Khat is Yemen’s cash crop. It takes long hours to cultivate the leafy stimulant. AJ+ hung out with Gamdan and his guard dog, Sabah, for a night at his family’s farm in Radaa to see what life is like on the night shift.
A three-pronged approach has been developed to remedy the global food shortage.
With the population of the world expected to hit 9.7 billion by 2050, it’s no secret that reliable, sustainable, and nutritious food sources need to be developed today to provide for the future tomorrow. But the outlook of providing enough food for future generations is skeptical at best, and scientists, researchers, and farmers are concerned that not enough is being done in the present to prevent food-related catastrophe.
However, some individuals do hold positive outlook that if given the right tools for change and support, another 3 billion people could be fed from sustainable farming methods.
Paul West, from the University of Minnesota in St. Paul, along with colleagues believe that if‘given the right levers’, feeding the whole world will be possible. The team believes that the majority of food production problems stem from just a handful of countries, and if such areas could be concentrated on, three billion more people could potentially be fed, along with reduced environmental damage.
“The way we are growing agriculture right now is totally not sustainable.” said West
West and his colleagues have been looking for “leverage points”, or areas with the most potential to change how we grow food. The team focused on the 17 crops that represent 86 percent of the world’s crop calories and consume the most water and fertilizer. From their findings, they developed a three-pronged approach to remedy the global food shortage situation.
Stated Greg Asner of the Carnegie Institute for Science in Stanford, California, “They’re taking a high-altitude view of all the possible points that need to be made if we’re going to feed a planet full of people. It’s incredibly valuable to have all that in one place.”
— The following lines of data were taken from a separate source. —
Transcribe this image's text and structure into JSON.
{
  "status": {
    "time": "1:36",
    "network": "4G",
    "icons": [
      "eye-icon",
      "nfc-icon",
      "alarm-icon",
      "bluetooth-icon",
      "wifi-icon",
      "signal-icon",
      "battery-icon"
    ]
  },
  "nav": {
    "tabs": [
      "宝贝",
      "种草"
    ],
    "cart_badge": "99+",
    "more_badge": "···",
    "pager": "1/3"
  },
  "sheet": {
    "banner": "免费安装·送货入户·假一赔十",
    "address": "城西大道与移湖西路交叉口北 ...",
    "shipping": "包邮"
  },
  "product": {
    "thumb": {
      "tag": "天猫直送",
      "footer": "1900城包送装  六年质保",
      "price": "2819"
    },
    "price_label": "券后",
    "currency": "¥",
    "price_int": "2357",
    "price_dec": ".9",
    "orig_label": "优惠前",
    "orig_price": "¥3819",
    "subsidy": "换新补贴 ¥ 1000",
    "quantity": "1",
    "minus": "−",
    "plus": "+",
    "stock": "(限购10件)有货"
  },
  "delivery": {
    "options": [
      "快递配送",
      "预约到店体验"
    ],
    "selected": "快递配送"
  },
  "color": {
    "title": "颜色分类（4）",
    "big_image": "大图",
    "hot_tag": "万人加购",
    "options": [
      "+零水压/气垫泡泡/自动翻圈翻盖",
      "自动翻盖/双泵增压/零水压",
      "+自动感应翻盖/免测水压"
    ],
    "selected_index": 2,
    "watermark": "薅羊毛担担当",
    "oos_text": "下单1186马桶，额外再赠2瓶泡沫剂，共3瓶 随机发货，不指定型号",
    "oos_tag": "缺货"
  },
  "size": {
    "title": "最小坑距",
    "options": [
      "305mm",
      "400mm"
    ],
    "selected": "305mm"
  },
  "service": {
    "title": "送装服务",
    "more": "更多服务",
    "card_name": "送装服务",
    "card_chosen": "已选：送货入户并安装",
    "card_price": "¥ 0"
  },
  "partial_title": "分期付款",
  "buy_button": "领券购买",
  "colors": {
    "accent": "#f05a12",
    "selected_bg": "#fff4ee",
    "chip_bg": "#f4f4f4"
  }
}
The study led by West suggests three fundamental areas where food production can be boosted and grown sustainably, leading to increased yields from unproductive farms, decreased amount of waste produced, and change in the way people eat.
In the map below, highlighted areas depict where the most money could be saved.